The completion of initiatives to enhance pedestrian and cyclist connections over the River Aire represents a noteworthy achievement in advancing cycling infrastructure within Leeds city centre.
The Crown Point Bridge Gateway project introduces a protected cycle track spanning over 1km across Crown Point Bridge, Crown Point Road, and Black Bull Street. The primary goal is to enhance connectivity to the city’s southeast, encouraging individuals to opt for walking, cycling, or wheeling for shorter journeys.
This scheme establishes connections to local educational institutions and new developments on the south bank, facilitating increased participation in cycling for city travel. Additionally, the project offers valuable work experience to local students.
Joshua, an apprentice traffic engineer involved in the scheme, expressed, “As an apprentice, I had the opportunity to contribute to the construction of the Crown Point Bridge and Black Bull Street scheme. My responsibilities included assisting the experienced traffic engineer in overseeing the construction process, monitoring progress, and observing on-site issue resolution. I gained valuable skills and knowledge that will benefit my future career as a traffic engineer and support my studies at Leeds College of Building.”
The Crown Point Bridge Gateway is part of a broader initiative to address gaps in Leeds’ existing cycle network, incorporating 2.71km of two-way protected cycle tracks, wider pavements, and safer crossings.

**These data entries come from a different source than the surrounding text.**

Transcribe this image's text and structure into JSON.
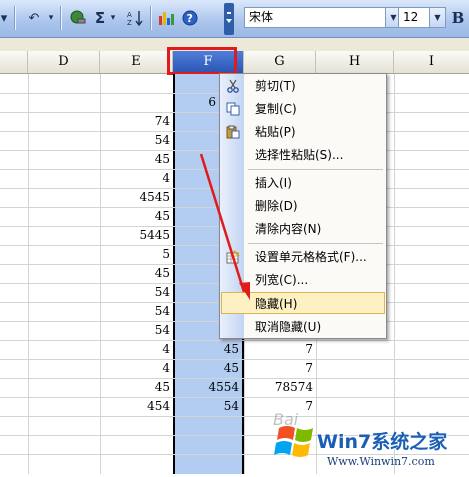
{
  "toolbar": {
    "font_name": "宋体",
    "font_size": "12",
    "sum_symbol": "Σ"
  },
  "columns": [
    "D",
    "E",
    "F",
    "G",
    "H",
    "I"
  ],
  "cells": {
    "E": [
      "74",
      "54",
      "45",
      "4",
      "4545",
      "45",
      "5445",
      "5",
      "45",
      "54",
      "54",
      "54",
      "4",
      "4",
      "45",
      "454"
    ],
    "F": [
      "6",
      "45",
      "45",
      "4554",
      "54"
    ],
    "G": [
      "7",
      "7",
      "78574",
      "7"
    ]
  },
  "context_menu": {
    "items": [
      {
        "label": "剪切(T)",
        "icon": "scissors-icon"
      },
      {
        "label": "复制(C)",
        "icon": "copy-icon"
      },
      {
        "label": "粘贴(P)",
        "icon": "paste-icon"
      },
      {
        "label": "选择性粘贴(S)...",
        "icon": ""
      },
      {
        "label": "插入(I)",
        "icon": ""
      },
      {
        "label": "删除(D)",
        "icon": ""
      },
      {
        "label": "清除内容(N)",
        "icon": ""
      },
      {
        "label": "设置单元格格式(F)...",
        "icon": "format-cells-icon"
      },
      {
        "label": "列宽(C)...",
        "icon": ""
      },
      {
        "label": "隐藏(H)",
        "icon": ""
      },
      {
        "label": "取消隐藏(U)",
        "icon": ""
      }
    ],
    "highlighted_index": 9
  },
  "annotation": {
    "color": "#e11b1b"
  },
  "watermark": {
    "brand": "Win7系统之家",
    "url": "Www.Winwin7.com",
    "faint_text": "Bai"
  },
  "colors": {
    "selection": "#b3cdf2",
    "header_selected": "#2b55b3",
    "menu_highlight": "#fdf1c4"
  }
}
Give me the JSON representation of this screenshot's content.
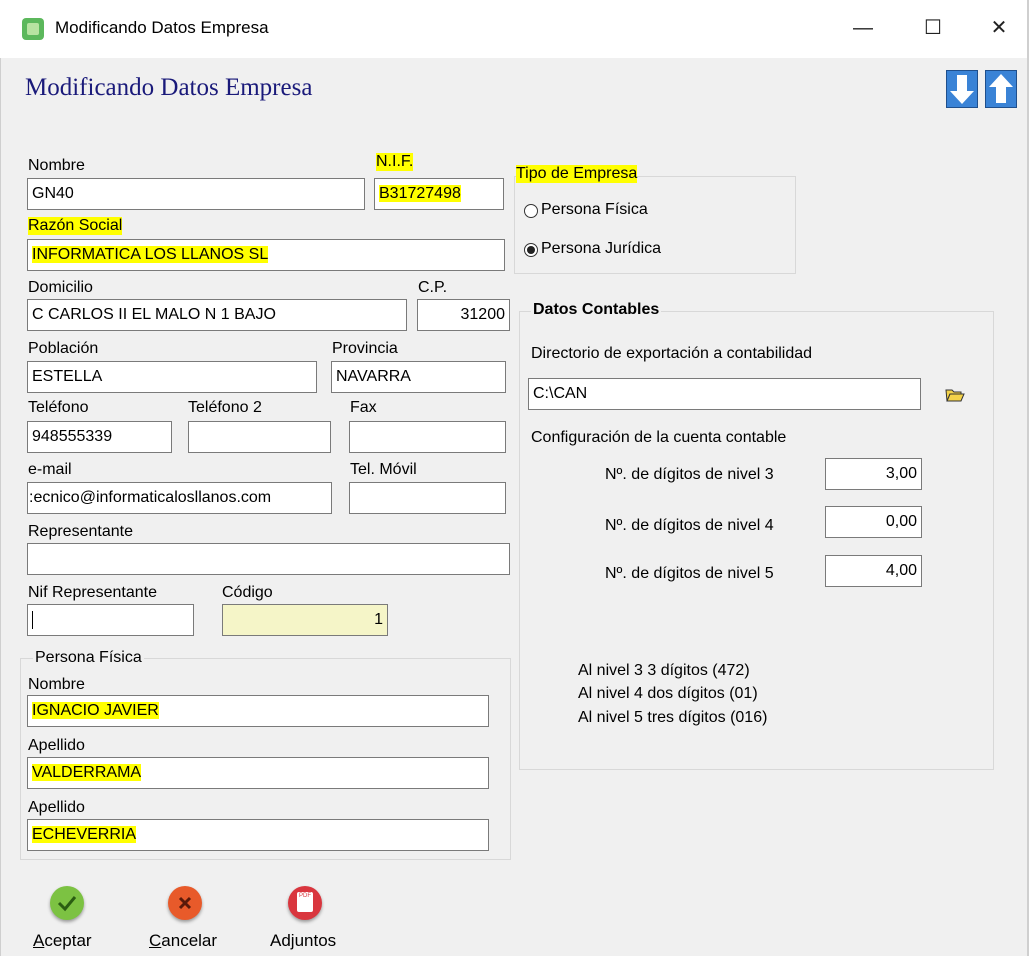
{
  "window": {
    "title": "Modificando Datos Empresa",
    "minimize": "—",
    "maximize": "☐",
    "close": "✕"
  },
  "header": {
    "title": "Modificando Datos Empresa"
  },
  "fields": {
    "nombre": {
      "label": "Nombre",
      "value": "GN40"
    },
    "nif": {
      "label": "N.I.F.",
      "value": "B31727498"
    },
    "razon_social": {
      "label": "Razón Social",
      "value": "INFORMATICA LOS LLANOS SL"
    },
    "domicilio": {
      "label": "Domicilio",
      "value": "C CARLOS II EL MALO N 1 BAJO"
    },
    "cp": {
      "label": "C.P.",
      "value": "31200"
    },
    "poblacion": {
      "label": "Población",
      "value": "ESTELLA"
    },
    "provincia": {
      "label": "Provincia",
      "value": "NAVARRA"
    },
    "telefono": {
      "label": "Teléfono",
      "value": "948555339"
    },
    "telefono2": {
      "label": "Teléfono 2",
      "value": ""
    },
    "fax": {
      "label": "Fax",
      "value": ""
    },
    "email": {
      "label": "e-mail",
      "value": ":ecnico@informaticalosllanos.com"
    },
    "tel_movil": {
      "label": "Tel. Móvil",
      "value": ""
    },
    "representante": {
      "label": "Representante",
      "value": ""
    },
    "nif_representante": {
      "label": "Nif Representante",
      "value": ""
    },
    "codigo": {
      "label": "Código",
      "value": "1"
    }
  },
  "tipo_empresa": {
    "title": "Tipo de Empresa",
    "options": [
      {
        "label": "Persona Física",
        "selected": false
      },
      {
        "label": "Persona Jurídica",
        "selected": true
      }
    ]
  },
  "persona_fisica": {
    "title": "Persona Física",
    "nombre": {
      "label": "Nombre",
      "value": "IGNACIO JAVIER"
    },
    "apellido1": {
      "label": "Apellido",
      "value": "VALDERRAMA"
    },
    "apellido2": {
      "label": "Apellido",
      "value": "ECHEVERRIA"
    }
  },
  "datos_contables": {
    "title": "Datos Contables",
    "dir_label": "Directorio de exportación a contabilidad",
    "dir_value": "C:\\CAN",
    "config_label": "Configuración de la cuenta contable",
    "niveles": [
      {
        "label": "Nº. de dígitos de nivel 3",
        "value": "3,00"
      },
      {
        "label": "Nº. de dígitos de nivel 4",
        "value": "0,00"
      },
      {
        "label": "Nº. de dígitos de nivel 5",
        "value": "4,00"
      }
    ],
    "notes": [
      "Al nivel 3 3 dígitos (472)",
      "Al nivel 4 dos dígitos (01)",
      "Al nivel 5 tres dígitos (016)"
    ]
  },
  "buttons": {
    "aceptar": {
      "first": "A",
      "rest": "ceptar"
    },
    "cancelar": {
      "first": "C",
      "rest": "ancelar"
    },
    "adjuntos": {
      "label": "Adjuntos",
      "icon_text": "PDF"
    }
  },
  "colors": {
    "highlight": "#ffff00",
    "title_blue": "#1a1a7a",
    "accept": "#7cc242",
    "cancel": "#e85a2a",
    "attach": "#d9363e"
  }
}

The Council aims to achieve a 33% increase in walking and a 400% increase in cycling by 2030 by providing safer options for walking and cycling. Progress toward this objective has been evident over the past year, with an increase in both walking and cycling journeys in the city centre.
The newly established route offers an alternative to driving into the city, expanding and connecting Leeds’ cycling network. It provides direct cycle routes to Hunslet, Elland Road, White Rose, and Stourton Park & Ride, as well as proximity to e-bike docking stations available for hire through the Leeds City Bikes scheme.
Councillor Helen Hayden, executive member for sustainable development and infrastructure, said; “I am thrilled to see the finished improvements to the Crown Point Bridge Gateway and it provides a vital route into the city which is already well used by commuters and cycle users. I’d also like to thank everyone for their patience whilst the work was ongoing.
“We’re making good progress with our targets to increase walking and cycling in the city and schemes like this give even more people the opportunity to try alternative methods of travel for getting around.
“By increasing the opportunities for giving cycling a go, more people will be able to embrace cycling as a normal everyday activity for getting to and from key destinations and it will help our ambition to reduce reliance on car travel for shorter journeys.”
Both the e-bike hire scheme and the cycle network improvements are being delivered by Leeds City Council in partnership with the West Yorkshire Combined Authority.
Tracy Brabin, Mayor of West Yorkshire, said; “This investment in Leeds city centre is just one of the ways we’re working together to make West Yorkshire a better place to live and work.
“Changing our travel habits is about having access to different options.
“A reliable and inclusive transport network, which puts cycling and walking at the heart of our everyday lives, is key to our plans for a stronger and better-connected region.”
Other ongoing or nearing completion projects within the cycling network improvements package include Western Gateway (Kirkstall Road to Wellington Street A65), Dewsbury Road Connector (Dewsbury Road and Parkfield Street), and Southern Gateway (Neville Street and Sovereign Street). These projects fall under the Transforming Cities Fund programme by the Combined Authority, focusing on facilitating easier walking, cycling, and public transport use.